At Home with Steuart Padwick by Abi Grogan
This furniture designer is a long-time GD favourite. He talks us through his rise to success, and reveals an exciting royal commission.
Who is he?
What is he known for?
His tables, which range from mid-century-inspired wooden consoles to concrete dining tables
Anything we might not know?
He used to be a professional actor
Home is currently in the horse-racing village of Lambourn in Berkshire, but I have just bought a plot of land in London to build my new house there.
My first visit to the Royal College of Art as a student resulted in me living in London for the next 23 years.
It’s where I feel I belong. I really appreciate big, design-led cities. Last year I exhibited in Shanghai and New York; it was the first time I had been to either, and I loved them.
I was lucky enough to have a brilliant wood work teacher at secondary school, who inspired me to get into design. As a child I was always taking products apart; I was fascinated by how things worked.
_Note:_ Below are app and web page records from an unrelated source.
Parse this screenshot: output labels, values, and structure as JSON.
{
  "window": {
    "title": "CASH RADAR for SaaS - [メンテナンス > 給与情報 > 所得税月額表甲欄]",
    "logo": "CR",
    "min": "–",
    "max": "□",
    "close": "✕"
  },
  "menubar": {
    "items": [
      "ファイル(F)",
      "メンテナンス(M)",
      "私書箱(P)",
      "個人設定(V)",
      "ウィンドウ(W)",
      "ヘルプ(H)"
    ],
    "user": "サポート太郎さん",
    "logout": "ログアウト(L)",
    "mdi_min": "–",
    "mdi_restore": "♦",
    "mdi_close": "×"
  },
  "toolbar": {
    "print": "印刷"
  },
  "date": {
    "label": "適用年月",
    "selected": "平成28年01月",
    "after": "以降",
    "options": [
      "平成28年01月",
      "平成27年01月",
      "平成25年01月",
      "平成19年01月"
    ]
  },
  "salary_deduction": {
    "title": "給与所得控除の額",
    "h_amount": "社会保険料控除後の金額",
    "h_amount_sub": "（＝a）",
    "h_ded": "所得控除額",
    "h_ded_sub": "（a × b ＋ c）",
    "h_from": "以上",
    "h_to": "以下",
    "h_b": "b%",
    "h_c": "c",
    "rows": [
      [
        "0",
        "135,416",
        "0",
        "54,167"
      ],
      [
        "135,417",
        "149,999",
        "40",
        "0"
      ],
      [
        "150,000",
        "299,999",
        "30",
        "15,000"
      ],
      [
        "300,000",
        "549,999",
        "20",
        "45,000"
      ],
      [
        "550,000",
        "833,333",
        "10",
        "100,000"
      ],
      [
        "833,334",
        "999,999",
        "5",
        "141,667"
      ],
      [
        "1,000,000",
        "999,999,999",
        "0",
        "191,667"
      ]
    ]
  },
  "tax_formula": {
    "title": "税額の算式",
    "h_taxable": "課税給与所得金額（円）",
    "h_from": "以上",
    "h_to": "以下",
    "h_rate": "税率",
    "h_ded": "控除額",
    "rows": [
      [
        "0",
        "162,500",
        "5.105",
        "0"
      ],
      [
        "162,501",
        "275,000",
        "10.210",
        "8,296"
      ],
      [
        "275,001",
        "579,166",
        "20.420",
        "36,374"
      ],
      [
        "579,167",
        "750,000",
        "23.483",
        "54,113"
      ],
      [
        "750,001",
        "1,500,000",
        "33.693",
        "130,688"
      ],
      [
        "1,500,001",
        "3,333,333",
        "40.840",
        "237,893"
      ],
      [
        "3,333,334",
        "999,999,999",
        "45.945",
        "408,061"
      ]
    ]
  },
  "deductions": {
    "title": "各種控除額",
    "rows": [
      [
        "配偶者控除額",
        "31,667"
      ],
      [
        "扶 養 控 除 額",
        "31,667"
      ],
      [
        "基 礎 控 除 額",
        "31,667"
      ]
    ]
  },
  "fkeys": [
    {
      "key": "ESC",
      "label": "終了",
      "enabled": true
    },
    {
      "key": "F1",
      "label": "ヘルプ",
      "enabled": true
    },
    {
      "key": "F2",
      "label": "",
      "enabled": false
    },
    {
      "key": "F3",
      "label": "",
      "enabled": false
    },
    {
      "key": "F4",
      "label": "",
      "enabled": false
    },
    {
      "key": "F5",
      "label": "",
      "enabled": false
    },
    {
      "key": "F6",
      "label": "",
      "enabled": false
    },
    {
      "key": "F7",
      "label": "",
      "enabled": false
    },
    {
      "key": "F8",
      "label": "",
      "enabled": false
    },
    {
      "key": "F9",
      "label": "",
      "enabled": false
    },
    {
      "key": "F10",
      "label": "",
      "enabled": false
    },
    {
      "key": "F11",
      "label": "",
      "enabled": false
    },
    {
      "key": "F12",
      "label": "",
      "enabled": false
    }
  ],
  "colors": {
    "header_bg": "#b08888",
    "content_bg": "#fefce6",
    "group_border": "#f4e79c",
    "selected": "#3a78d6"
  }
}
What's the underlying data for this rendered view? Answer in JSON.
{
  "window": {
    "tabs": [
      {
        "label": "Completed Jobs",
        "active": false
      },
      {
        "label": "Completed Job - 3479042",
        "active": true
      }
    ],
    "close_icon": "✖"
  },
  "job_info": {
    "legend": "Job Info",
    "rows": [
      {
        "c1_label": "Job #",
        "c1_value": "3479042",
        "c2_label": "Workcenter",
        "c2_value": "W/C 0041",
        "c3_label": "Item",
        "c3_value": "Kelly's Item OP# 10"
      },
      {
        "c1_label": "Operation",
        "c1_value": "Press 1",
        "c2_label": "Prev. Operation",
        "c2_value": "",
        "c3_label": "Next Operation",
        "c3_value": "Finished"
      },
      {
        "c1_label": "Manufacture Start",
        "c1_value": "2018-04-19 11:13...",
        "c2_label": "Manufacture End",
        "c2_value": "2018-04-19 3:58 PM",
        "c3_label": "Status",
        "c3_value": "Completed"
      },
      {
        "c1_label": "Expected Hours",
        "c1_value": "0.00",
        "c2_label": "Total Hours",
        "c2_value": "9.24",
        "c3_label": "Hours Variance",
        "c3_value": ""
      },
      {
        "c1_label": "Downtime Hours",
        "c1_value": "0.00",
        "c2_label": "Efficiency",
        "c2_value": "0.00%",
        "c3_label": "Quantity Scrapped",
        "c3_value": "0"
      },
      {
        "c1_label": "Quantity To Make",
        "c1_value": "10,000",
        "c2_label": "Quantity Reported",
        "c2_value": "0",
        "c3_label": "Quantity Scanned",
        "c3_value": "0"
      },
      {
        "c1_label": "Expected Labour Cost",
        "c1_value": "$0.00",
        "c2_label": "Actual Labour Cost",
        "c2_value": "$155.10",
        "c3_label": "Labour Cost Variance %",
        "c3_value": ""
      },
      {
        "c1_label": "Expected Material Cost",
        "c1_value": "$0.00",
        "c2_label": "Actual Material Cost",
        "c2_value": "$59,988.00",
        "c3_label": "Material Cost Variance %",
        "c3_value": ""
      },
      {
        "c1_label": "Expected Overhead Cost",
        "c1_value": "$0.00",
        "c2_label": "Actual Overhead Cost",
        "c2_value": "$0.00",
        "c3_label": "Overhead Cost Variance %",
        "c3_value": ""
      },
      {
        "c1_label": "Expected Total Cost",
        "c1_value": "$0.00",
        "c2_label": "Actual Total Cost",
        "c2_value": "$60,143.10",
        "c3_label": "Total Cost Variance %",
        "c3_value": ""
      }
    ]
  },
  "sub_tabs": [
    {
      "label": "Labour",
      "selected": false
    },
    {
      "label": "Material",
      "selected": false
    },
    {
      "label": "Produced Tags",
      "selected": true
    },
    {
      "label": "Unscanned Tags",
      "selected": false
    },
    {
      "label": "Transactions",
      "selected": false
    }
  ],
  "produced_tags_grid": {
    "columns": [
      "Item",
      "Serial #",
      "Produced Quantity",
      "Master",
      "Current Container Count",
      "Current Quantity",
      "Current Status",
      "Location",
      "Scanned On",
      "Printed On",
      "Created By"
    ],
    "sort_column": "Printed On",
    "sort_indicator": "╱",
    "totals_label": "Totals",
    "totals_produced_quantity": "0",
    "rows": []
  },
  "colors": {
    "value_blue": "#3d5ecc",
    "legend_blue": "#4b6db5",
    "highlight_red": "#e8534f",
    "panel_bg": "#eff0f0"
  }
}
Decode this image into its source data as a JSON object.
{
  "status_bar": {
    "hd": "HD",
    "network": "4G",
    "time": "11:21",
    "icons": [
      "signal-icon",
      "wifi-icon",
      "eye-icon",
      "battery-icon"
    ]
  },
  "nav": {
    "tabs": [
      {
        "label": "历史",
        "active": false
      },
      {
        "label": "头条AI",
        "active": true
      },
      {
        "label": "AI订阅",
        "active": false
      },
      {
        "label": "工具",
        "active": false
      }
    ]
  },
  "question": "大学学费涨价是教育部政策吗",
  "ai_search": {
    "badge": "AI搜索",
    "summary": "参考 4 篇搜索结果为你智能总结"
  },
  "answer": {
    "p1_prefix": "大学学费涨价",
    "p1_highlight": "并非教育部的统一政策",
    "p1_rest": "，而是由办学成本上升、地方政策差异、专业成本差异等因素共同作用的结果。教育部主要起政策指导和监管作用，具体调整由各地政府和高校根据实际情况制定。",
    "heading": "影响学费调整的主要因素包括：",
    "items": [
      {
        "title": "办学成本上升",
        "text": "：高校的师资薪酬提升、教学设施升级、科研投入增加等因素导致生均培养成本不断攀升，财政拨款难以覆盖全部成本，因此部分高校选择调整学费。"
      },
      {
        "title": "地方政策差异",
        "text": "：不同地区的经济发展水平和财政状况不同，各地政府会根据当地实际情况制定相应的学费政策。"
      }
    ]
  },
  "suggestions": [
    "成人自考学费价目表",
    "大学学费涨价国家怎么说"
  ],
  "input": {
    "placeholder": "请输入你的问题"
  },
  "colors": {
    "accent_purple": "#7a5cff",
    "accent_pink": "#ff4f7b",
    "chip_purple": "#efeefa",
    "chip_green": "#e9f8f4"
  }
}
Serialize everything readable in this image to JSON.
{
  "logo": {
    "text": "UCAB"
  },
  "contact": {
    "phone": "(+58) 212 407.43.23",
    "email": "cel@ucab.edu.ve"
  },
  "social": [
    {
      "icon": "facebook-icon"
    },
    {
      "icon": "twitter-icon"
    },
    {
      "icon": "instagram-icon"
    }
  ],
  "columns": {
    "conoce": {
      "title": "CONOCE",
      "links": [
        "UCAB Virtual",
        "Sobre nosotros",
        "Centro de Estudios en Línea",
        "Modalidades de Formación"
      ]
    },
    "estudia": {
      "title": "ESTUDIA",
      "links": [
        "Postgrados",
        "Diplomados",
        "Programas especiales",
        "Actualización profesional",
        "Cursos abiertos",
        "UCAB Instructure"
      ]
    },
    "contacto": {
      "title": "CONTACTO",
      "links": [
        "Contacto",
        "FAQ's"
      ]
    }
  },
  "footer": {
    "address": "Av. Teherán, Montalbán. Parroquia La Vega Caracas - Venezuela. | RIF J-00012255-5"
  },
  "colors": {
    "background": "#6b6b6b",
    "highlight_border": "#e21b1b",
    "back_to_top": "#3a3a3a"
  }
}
Witty, sculptural and feminine is how I would describe my style. The best feedback I’ve had was that my furniture made that person smile, which made me very happy.
I think my designs have become more playful as the brand has matured. I’m delighted that I have just won a competition to design a nursery table and chairs for Prince William and the Duchess of Cambridge’s children it was a great opportunity to create something special.
My favourite material is wood. I love the ease with which you can trial ideas in timber, which would be much more difficult in plastic.
I was involved in a wonderful collaboration with the surface-finish company Armourcoat last year. I suggested designing something to show off a new material called Ductal, an ultra-high-strength concrete, and we developed the Eye of the Storm concrete table.
Becoming the first designer to work exclusively with Made.com has been my most important career boost.
It has been a very productive, successful collaboration. I’m most prod of the Fonteyn dressing table, as it has become popular and crops up everywhere.Â It seems to have created its own personality and has been embraced by so many people, for which I am incredibly grateful.
I’ve been most inspired by Charles and Ray Eame: not only by their designs, but also their principles and how they worked. My all-time favourite piece is the RAR rocker – it’s just lovely. I also appreciate anything by Jasper Morrison; the lines of his items are so pure.
I’m very inefficient in the way I work. Some designs come very quickly while other take much more thought. Even if you have come up with a fresh, quick idea, it can take a lot of time to hone the details of the piece.
My favourite possession is a stunning portrait by the Italian-Australian painter Salvatore Zofrea.Â But my latest indulgence is a power generator, so I can fix the gates on my new plot of land â€“ I donâ€™t have any power there yet.
I love the simplicity of The Alchemist by Paulo Coelho, which is a fable about following your dream. It’s beautiful.
I do wish designers embraced more colour. It seems that magazines like featuring colourful designs, but that people generally still prefer to buy beige.
My legs seem to get the most comments, and by that I mean the legs of my furniture! The graceful crossed pose of a dancer inspired the designs that prop up most of my desks and dressing tables. GD